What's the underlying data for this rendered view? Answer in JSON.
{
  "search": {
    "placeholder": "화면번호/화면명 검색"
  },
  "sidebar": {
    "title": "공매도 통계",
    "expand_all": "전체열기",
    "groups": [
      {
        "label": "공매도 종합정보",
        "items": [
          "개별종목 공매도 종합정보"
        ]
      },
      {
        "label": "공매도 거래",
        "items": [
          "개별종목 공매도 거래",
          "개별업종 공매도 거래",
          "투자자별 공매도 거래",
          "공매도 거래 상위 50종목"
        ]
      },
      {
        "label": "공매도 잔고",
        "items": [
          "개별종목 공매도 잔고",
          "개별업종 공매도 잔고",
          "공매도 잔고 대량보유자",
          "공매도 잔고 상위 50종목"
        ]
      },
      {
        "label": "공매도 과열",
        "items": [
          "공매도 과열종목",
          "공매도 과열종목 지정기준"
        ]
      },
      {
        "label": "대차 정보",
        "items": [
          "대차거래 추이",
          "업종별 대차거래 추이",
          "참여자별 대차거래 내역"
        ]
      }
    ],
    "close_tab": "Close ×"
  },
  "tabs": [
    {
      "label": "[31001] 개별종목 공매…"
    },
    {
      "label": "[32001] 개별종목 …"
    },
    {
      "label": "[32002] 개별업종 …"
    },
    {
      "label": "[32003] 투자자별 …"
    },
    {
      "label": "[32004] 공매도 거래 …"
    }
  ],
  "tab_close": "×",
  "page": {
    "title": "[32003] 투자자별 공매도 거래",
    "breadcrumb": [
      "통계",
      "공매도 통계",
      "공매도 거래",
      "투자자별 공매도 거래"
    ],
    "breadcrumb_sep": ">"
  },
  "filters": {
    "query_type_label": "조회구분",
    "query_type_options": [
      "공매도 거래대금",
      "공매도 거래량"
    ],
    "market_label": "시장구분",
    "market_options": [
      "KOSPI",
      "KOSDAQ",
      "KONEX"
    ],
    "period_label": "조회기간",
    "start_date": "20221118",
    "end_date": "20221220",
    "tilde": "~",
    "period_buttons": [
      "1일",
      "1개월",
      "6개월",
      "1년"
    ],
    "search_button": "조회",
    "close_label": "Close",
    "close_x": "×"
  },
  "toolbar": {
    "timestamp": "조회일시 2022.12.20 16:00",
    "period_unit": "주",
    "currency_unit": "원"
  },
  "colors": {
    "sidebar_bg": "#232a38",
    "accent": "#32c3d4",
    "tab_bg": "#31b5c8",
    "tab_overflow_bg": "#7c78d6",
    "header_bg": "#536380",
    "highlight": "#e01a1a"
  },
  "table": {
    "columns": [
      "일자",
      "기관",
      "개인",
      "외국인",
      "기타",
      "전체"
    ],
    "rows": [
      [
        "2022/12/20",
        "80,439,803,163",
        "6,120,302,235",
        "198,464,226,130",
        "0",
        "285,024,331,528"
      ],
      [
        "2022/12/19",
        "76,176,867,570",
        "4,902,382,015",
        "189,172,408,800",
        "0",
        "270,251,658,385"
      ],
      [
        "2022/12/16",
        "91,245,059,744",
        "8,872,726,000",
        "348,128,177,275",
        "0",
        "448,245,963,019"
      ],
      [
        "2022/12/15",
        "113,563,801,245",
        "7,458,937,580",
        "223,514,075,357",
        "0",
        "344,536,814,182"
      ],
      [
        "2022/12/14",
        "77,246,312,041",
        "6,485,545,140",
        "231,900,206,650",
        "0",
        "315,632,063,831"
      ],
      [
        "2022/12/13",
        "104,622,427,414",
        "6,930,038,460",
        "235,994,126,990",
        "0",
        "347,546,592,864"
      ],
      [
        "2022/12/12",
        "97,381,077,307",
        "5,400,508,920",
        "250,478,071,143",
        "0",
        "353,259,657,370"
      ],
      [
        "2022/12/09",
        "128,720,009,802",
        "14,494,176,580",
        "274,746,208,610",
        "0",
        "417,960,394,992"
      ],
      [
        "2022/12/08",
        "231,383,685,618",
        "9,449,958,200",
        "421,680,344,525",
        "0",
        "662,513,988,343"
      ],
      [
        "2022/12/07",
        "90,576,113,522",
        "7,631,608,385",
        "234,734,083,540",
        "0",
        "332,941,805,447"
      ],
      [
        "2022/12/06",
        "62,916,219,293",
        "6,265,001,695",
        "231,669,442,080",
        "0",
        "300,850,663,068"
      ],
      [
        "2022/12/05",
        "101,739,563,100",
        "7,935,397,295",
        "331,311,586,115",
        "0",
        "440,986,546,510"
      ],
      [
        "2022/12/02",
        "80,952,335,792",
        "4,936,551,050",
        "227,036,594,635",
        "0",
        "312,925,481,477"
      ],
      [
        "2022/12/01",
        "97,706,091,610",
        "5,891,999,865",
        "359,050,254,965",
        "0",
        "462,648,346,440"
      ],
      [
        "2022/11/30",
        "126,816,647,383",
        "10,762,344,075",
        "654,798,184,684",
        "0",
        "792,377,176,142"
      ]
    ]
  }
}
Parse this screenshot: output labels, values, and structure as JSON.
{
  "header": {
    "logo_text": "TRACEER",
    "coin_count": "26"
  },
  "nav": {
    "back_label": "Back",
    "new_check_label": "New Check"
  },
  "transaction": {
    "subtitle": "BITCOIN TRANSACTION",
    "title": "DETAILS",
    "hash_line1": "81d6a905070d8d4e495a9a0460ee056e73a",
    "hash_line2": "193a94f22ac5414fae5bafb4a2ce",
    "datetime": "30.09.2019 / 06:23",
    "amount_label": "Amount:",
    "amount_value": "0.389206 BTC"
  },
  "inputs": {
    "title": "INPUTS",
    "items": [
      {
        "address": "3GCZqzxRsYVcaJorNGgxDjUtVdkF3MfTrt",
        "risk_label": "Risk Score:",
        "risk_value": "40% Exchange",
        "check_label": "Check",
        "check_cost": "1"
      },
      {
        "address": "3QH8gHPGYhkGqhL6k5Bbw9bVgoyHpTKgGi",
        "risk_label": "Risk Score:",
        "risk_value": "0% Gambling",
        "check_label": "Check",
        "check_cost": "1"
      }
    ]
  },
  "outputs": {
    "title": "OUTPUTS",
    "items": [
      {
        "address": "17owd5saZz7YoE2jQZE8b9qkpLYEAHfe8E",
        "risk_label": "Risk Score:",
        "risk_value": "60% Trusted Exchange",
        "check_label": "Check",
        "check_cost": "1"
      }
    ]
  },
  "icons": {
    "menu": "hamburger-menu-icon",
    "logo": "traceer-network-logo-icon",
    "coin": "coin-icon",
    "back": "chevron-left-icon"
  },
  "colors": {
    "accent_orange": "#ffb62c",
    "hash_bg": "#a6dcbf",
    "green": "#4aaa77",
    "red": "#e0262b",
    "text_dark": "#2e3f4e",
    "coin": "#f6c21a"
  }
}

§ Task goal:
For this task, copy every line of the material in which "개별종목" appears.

§ Solved problem:
          "개별종목 공매도 종합정보"
          "개별종목 공매도 거래",
          "개별종목 공매도 잔고",
      "label": "[31001] 개별종목 공매…"
      "label": "[32001] 개별종목 …"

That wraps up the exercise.